David Streid
David Streid
Year: 2013
Faculty Advisor: Klaas Van Wijk

Genetic Study of the Relationship of Clp Protease to Plastid Metabolism & DNA Repair in Arabidopsis Thaliana

Plastids play a critical role in cellular function by manufacturing metabolic compounds and conducting photosynthesis. These processes are maintained through various mechanisms, including proteolysis in the plastid. Understanding how proteolysis enhances growth could improve efforts to maximize crop yield. Indeed, the chloroplast can produce valuable chemicals and vaccines due to its high capacity for protein synthesis and could be improved by an understanding of plastid proteases that maintain protein homeostasis. Proteases are fundamental to plant development by their regulation of proteolysis, or the breakdown of proteins into smaller polypeptides. Clp Protease, the most abundant, soluble protease complex in plant plastids, is of particular interest to the Van Wijk Lab. Recent genetic studies suggest that the Clp protease contributes to protein biogenesis, embryogenesis, and cellular metabolism. Previously the lab identified eight candidate substrates that bind uniquely to ClpS, which is a substrate selector for proteolysis. This summer, I studied two proteins suspected to regulate DNA organization and repair in Arabidopsis thaliana – UVR and pTAC17. I focused on the localization and spatiotemporal expression of these proteins as well as how they affect plant phenotype. To isolate their role in plant development, I compared knockout mutants grown with wild type plants with intentions to perform the complementation test by floral dipping. Immunoblot analyses determined the subcellular localization of UVR and pTAC17 proteins in chloroplast stroma and membrane; compared their expression between wild type and ClpS mutant; and analyzed their expression levels in 1 to 6 week old leaves as well as flower, stem, and silique samples. The results of this project could further the understanding of their functions in plastid DNA maintenance and its regulation through theClp protease, which is necessary to expand our knowledge of protease function, its relation to DNA integrity, and thus overall plant growth.

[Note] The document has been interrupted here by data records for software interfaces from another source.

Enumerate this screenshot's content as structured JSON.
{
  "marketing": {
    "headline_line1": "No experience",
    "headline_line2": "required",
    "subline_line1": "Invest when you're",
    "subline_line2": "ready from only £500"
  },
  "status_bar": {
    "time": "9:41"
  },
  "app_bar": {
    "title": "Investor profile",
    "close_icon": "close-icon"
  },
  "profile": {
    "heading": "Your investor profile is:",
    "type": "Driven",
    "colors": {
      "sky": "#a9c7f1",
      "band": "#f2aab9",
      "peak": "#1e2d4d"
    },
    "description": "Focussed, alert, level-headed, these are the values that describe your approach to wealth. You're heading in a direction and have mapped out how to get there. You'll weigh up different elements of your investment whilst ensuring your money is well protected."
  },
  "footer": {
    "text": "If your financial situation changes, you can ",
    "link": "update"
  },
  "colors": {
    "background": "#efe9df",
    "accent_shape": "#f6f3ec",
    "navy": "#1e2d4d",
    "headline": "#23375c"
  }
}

My Experience

My fascination with plant science stems from an awe of their capabilities and a respect for those who discover their potential. With the expertise of my mentors, I was able to take part in this scientific exploration. Two months ago Western Blotting was a foreign concept to me, but now this procedure and many others like Colony PCR and Bacterial Transformation, come naturally. My mentors and lab members instilled a desire to discover and become a better researcher. Working with them provided an awareness of how successful research is conducted and the ability to think critically about a project. This internship gave me skills I will continue to improve upon in future labs and ingrained a new perspective for my undergraduate years. Now I not only visualize myself pursuing scientific advancement, but also have a growing desire to achieve it.